Prompt » Copy each line below in which the string "kind" occurs.
++++ Dataset ++++
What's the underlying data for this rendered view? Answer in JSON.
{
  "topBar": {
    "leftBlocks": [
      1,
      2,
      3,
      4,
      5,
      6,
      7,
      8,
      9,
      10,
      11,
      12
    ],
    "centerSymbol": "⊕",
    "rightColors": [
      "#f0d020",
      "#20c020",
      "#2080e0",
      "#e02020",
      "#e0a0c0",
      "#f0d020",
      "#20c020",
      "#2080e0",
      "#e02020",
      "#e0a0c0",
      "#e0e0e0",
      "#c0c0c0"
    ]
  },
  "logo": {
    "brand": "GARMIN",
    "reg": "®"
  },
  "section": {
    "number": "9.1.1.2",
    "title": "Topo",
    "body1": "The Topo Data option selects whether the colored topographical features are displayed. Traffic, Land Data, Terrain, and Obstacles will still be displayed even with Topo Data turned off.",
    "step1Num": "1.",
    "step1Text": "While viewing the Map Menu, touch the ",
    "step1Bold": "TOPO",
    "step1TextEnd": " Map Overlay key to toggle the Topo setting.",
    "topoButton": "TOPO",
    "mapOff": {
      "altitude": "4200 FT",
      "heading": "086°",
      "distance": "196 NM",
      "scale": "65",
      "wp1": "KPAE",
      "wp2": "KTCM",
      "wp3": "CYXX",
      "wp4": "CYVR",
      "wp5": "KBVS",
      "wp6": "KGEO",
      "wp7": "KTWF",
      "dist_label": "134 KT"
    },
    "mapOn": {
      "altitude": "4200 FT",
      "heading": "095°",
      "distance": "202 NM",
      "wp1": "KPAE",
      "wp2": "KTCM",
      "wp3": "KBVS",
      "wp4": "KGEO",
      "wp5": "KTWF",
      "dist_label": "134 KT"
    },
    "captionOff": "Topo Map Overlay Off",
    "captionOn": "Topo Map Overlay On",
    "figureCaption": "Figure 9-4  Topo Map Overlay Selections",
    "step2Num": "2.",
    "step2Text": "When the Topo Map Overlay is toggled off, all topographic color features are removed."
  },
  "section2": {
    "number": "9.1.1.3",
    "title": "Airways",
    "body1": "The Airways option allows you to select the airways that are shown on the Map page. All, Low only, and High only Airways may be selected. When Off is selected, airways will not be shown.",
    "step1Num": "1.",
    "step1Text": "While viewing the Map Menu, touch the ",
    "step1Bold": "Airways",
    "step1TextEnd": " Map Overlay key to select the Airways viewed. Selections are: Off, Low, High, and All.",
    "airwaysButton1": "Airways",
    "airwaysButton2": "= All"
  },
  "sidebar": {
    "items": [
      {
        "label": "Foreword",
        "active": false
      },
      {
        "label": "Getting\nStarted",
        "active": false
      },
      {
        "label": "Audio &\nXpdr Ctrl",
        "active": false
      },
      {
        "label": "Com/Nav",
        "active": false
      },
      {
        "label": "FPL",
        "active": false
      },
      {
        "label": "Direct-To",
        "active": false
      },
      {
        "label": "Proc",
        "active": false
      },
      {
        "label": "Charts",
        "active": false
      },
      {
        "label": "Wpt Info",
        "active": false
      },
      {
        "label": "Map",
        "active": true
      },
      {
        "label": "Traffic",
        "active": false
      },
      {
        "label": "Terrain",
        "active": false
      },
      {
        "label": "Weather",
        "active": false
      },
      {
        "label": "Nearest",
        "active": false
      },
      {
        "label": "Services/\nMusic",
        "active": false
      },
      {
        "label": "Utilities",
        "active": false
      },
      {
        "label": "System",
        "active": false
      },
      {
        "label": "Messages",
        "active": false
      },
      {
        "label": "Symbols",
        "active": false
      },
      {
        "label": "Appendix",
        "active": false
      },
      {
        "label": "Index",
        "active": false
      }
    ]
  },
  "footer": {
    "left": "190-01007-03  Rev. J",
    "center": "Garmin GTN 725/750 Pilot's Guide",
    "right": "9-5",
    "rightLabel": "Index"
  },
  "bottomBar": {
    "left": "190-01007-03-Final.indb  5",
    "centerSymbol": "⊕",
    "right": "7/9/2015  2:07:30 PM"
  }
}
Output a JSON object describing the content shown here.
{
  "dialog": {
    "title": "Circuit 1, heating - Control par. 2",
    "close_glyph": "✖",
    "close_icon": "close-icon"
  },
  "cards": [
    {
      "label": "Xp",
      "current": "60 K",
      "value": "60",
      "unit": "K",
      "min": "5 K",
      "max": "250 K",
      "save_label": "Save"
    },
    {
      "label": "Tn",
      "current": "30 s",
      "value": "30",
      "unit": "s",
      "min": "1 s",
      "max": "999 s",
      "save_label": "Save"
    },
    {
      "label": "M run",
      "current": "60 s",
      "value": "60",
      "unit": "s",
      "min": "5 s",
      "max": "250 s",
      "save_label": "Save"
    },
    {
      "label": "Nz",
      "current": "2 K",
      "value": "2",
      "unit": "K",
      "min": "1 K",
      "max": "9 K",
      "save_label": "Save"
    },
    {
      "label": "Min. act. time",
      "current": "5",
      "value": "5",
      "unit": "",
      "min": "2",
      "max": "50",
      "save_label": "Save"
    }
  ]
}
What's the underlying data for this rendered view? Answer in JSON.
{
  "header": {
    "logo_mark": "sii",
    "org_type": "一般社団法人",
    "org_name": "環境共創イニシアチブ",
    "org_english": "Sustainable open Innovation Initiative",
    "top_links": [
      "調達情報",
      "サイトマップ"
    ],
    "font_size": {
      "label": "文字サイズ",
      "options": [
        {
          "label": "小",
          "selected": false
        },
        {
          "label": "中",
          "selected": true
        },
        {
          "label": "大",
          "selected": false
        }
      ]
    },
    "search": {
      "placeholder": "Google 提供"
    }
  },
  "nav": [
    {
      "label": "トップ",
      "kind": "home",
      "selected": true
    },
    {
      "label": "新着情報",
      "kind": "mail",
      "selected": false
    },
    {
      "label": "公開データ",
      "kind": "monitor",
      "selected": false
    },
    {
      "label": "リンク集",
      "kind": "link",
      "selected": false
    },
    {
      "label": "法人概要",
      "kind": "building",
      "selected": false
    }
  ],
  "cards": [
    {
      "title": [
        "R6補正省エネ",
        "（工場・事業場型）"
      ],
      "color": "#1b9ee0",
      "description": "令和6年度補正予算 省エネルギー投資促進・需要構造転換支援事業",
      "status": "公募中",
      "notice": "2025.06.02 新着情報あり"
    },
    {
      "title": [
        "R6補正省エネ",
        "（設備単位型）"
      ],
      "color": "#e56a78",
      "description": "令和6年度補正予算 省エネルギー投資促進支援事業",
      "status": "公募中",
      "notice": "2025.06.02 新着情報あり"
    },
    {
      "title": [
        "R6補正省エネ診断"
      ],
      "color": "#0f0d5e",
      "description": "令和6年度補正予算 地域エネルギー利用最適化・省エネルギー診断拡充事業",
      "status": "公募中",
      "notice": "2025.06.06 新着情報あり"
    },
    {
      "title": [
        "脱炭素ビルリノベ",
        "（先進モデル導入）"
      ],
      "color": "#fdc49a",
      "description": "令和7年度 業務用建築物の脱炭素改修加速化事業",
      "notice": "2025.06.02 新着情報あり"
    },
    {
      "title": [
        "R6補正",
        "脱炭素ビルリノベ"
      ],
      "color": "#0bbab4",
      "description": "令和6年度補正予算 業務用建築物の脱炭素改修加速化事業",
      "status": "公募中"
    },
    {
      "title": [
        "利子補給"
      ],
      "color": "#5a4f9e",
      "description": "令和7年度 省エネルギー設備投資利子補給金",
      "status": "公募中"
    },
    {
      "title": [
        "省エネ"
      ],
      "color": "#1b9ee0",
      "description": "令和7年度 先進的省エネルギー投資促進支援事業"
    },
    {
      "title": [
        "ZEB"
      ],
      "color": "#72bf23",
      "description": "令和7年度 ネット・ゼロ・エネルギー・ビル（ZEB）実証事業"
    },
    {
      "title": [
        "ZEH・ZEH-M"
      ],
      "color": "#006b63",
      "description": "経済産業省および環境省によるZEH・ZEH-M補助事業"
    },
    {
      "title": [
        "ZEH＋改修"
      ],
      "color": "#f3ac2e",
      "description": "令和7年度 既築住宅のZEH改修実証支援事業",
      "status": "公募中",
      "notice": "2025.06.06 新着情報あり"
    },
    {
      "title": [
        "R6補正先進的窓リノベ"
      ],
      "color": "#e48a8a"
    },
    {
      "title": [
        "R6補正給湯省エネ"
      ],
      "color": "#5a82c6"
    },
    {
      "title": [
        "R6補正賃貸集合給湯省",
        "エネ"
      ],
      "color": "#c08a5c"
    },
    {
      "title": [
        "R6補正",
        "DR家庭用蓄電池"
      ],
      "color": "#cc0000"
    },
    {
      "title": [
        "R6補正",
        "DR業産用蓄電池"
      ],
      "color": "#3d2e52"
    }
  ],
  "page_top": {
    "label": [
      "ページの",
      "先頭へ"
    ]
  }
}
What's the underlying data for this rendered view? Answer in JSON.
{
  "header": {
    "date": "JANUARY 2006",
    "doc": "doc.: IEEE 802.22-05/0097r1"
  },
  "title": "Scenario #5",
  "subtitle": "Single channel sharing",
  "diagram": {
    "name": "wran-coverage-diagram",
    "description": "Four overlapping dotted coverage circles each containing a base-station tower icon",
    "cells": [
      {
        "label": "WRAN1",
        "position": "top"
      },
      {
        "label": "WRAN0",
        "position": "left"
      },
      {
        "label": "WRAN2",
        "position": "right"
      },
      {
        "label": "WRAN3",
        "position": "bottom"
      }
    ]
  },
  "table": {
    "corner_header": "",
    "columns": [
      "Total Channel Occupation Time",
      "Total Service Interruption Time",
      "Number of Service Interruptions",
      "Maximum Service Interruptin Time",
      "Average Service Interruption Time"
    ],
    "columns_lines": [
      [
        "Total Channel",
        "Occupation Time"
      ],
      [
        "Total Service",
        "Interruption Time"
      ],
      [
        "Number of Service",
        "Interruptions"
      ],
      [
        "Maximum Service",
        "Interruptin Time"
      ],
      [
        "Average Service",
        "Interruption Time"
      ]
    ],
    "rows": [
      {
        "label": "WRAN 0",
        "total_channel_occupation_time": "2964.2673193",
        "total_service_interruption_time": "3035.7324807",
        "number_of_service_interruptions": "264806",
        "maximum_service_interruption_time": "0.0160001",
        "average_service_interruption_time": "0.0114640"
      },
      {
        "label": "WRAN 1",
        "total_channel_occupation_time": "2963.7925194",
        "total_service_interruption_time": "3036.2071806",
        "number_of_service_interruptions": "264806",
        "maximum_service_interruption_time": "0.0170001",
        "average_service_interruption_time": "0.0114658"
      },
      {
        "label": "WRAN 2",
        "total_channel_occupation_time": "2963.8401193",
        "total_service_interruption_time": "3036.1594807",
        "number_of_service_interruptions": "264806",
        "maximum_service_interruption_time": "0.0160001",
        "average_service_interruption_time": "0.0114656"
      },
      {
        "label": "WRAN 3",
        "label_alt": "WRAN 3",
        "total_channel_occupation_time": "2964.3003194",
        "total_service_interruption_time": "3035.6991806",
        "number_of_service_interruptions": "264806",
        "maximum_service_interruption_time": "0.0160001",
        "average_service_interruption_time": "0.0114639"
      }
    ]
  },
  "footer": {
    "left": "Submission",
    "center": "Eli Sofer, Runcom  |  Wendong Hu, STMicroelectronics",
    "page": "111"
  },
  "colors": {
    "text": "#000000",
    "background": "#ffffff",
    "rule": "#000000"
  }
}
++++
Response »
      "kind": "home",
      "kind": "mail",
      "kind": "monitor",
      "kind": "link",
      "kind": "building",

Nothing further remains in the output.